“Because it makes you feel like you’re not alone in troubleshooting this. Maybe that’s just me, but I like that, to know there’s somebody there. Even though I know it’s a computer. I know it’s crazy.”
On the one hand, I find these results to be incredibly encouraging, as they support Nuance’s vision of creating intelligent conversational virtual agents, such as Nina, that are designed to interact with people in a human-like fashion, mimicking as closely as possible the interaction that one would have with a human representative within an enterprise, while delivering the 24/7, always-on, immediate and efficient experience made possible by self-service. On the other hand, it highlights that current web site designs are missing the mark on this consumer preference, and that enterprises need to rethink their approach to web customer care. The question that I would challenge those that are responsible for web strategies within enterprises to ask, is: “Does our current web site create a human connection? Does it make web visitors feel like there is someone there to guide and help them?”
There is another key finding from the research conducted by Interaction Experience that I believe is profound. The web virtual assistant has a significant impact on brand perception. Since consumers attribute human-like characteristics to the virtual assistant, this interaction is more akin to a consumer interaction with a human representative of your firm than traditional self-service systems. This, in my view, represents an immense opportunity for enterprises to strengthen brand loyalty and improve brand perception through the virtual assistant. After all, as consumers increasingly engage in virtual-only relationships with organizations, the old paradigm of establishing loyalty through employees that deliver outstanding customer experiences is fading. Today’s banking or telco customer may never interact with one of your employees, as they can increasingly open new accounts, sign-up for new services and perform transactions through the web or a mobile app. If your web site is a modern version of an ATM, you have little opportunity to establish loyalty or to attract new customers. However, if your web site simulates a human experience, the opportunity to establish a relationship with your customers flourishes.
Experience for yourself a web virtual experience on the Jetstar website, where Nina Web guides consumers through new bookings and answers customer questions regarding existing bookings, baggage and seating.

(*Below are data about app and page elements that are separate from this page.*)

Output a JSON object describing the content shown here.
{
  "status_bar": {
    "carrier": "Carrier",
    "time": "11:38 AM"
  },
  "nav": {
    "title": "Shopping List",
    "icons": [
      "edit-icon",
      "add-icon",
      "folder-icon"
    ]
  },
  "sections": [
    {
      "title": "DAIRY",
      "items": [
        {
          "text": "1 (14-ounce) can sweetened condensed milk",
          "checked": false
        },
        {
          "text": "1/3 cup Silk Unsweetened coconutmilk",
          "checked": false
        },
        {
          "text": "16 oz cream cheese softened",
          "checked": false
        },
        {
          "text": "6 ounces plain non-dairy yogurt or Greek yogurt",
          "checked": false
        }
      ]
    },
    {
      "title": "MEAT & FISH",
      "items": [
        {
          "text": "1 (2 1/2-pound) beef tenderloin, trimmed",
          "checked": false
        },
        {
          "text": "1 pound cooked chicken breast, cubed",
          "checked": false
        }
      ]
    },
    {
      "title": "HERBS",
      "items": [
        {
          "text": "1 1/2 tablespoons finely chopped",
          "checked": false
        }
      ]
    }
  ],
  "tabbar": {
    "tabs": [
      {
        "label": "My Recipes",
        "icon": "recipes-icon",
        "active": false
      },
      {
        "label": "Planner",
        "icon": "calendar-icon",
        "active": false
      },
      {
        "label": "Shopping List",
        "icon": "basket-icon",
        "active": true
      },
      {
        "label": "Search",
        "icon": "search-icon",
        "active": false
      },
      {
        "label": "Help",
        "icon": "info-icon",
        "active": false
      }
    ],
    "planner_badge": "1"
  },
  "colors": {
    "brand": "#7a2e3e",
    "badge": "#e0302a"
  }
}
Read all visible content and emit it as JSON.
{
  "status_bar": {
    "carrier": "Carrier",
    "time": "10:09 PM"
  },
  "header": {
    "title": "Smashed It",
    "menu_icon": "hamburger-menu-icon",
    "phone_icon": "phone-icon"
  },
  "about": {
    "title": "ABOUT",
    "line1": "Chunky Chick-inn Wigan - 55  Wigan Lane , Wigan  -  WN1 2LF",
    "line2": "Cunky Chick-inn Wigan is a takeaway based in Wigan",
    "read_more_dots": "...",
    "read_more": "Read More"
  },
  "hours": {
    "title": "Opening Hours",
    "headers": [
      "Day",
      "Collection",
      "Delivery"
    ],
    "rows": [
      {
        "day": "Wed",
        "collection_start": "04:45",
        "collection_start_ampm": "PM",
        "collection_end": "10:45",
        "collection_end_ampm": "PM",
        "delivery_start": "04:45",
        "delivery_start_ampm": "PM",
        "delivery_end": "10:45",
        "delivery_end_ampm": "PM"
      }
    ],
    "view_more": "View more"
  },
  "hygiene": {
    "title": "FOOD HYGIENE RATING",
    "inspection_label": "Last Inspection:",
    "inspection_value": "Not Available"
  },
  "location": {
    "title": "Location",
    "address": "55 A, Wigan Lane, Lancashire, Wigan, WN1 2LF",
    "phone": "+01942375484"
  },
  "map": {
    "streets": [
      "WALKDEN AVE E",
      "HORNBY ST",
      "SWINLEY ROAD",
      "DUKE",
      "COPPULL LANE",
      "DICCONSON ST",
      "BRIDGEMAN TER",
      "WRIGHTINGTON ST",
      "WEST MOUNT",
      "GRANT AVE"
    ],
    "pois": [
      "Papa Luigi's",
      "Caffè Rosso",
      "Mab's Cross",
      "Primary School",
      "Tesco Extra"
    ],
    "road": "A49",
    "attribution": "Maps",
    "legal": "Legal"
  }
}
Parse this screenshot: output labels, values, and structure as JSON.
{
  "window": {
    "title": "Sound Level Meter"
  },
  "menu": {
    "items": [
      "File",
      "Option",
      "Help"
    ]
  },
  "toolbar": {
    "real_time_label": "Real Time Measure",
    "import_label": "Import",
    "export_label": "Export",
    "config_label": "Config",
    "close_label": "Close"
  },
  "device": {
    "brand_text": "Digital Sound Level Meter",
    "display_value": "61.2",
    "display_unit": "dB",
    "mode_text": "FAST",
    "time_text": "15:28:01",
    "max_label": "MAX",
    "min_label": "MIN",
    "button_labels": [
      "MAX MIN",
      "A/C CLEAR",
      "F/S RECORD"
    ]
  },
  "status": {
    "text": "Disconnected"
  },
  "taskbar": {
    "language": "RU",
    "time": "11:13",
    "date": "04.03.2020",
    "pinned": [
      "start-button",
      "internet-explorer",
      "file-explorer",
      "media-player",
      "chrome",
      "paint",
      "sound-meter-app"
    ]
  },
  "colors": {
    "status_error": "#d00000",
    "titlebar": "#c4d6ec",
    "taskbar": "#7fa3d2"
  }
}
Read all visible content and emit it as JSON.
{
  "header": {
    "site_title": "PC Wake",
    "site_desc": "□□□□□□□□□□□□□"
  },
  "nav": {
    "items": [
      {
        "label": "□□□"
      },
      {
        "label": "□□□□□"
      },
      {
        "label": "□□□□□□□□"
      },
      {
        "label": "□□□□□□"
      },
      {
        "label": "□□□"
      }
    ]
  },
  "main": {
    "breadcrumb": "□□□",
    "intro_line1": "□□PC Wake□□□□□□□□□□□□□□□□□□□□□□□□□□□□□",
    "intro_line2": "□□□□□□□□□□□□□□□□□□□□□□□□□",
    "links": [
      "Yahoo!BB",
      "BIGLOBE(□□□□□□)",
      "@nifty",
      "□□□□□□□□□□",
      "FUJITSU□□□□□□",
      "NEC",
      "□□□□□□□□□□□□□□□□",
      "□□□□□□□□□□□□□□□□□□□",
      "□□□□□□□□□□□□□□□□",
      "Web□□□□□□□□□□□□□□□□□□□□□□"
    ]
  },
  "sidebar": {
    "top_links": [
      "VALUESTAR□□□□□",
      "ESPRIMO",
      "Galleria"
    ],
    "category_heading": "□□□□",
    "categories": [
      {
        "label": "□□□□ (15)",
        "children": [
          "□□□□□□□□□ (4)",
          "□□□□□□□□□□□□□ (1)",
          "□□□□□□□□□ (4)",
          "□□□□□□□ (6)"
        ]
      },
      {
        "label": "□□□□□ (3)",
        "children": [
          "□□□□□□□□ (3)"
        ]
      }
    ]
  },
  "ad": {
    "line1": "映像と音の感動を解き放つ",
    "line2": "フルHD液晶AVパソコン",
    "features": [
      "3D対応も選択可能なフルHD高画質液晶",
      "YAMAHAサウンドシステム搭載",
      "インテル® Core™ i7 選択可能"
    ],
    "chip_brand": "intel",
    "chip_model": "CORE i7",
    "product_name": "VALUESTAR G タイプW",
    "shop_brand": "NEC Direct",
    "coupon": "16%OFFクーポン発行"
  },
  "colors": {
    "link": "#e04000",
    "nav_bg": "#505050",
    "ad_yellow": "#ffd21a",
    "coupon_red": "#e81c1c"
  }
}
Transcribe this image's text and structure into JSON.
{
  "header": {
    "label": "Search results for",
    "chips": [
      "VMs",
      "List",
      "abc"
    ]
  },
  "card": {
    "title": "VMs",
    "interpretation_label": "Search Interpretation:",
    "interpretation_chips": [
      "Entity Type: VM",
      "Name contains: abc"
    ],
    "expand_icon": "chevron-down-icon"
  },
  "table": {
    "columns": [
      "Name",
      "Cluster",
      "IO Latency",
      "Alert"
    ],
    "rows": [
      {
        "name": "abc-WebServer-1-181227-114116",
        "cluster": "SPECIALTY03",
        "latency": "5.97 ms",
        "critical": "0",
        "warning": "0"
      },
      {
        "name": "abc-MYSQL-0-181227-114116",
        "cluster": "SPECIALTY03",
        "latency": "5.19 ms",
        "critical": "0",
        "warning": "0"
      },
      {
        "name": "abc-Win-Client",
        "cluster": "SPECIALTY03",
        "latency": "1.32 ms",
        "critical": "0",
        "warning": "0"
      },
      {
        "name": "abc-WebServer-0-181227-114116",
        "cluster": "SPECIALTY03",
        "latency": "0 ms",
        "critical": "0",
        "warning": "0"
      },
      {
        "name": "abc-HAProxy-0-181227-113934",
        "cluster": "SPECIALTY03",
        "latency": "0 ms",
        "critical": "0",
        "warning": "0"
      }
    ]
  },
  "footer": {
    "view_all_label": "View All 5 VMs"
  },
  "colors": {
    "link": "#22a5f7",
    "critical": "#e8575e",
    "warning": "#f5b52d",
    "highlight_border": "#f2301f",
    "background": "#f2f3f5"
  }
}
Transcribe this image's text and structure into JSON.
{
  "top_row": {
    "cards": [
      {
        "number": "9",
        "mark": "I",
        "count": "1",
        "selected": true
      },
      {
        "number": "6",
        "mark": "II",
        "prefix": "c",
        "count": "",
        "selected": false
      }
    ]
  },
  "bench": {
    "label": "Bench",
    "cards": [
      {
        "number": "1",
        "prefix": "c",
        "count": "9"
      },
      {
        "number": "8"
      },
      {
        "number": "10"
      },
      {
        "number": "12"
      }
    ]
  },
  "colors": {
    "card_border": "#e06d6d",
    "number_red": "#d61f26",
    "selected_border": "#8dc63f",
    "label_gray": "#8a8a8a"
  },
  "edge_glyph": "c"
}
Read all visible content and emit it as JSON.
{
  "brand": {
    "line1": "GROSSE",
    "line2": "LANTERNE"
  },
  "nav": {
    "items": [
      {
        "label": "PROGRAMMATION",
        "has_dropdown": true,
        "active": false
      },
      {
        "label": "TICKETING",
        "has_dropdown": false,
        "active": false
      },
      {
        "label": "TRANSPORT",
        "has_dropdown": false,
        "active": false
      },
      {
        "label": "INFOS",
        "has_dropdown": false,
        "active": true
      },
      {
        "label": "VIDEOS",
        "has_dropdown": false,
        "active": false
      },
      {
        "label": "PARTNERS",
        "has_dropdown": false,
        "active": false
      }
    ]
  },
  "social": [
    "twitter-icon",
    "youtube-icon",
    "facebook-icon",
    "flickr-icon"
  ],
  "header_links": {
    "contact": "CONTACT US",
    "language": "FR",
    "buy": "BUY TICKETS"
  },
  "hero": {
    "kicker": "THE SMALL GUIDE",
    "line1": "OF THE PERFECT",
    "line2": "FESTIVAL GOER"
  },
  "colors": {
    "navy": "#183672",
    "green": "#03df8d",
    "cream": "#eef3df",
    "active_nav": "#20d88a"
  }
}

For a more detailed analysis of the research results presented in this post, download the following white paper: Impacts to Brand Perception of a Human-like Self-service Experience. (Once on the page, click on the Resources link, and then click on the Access whitepapers button)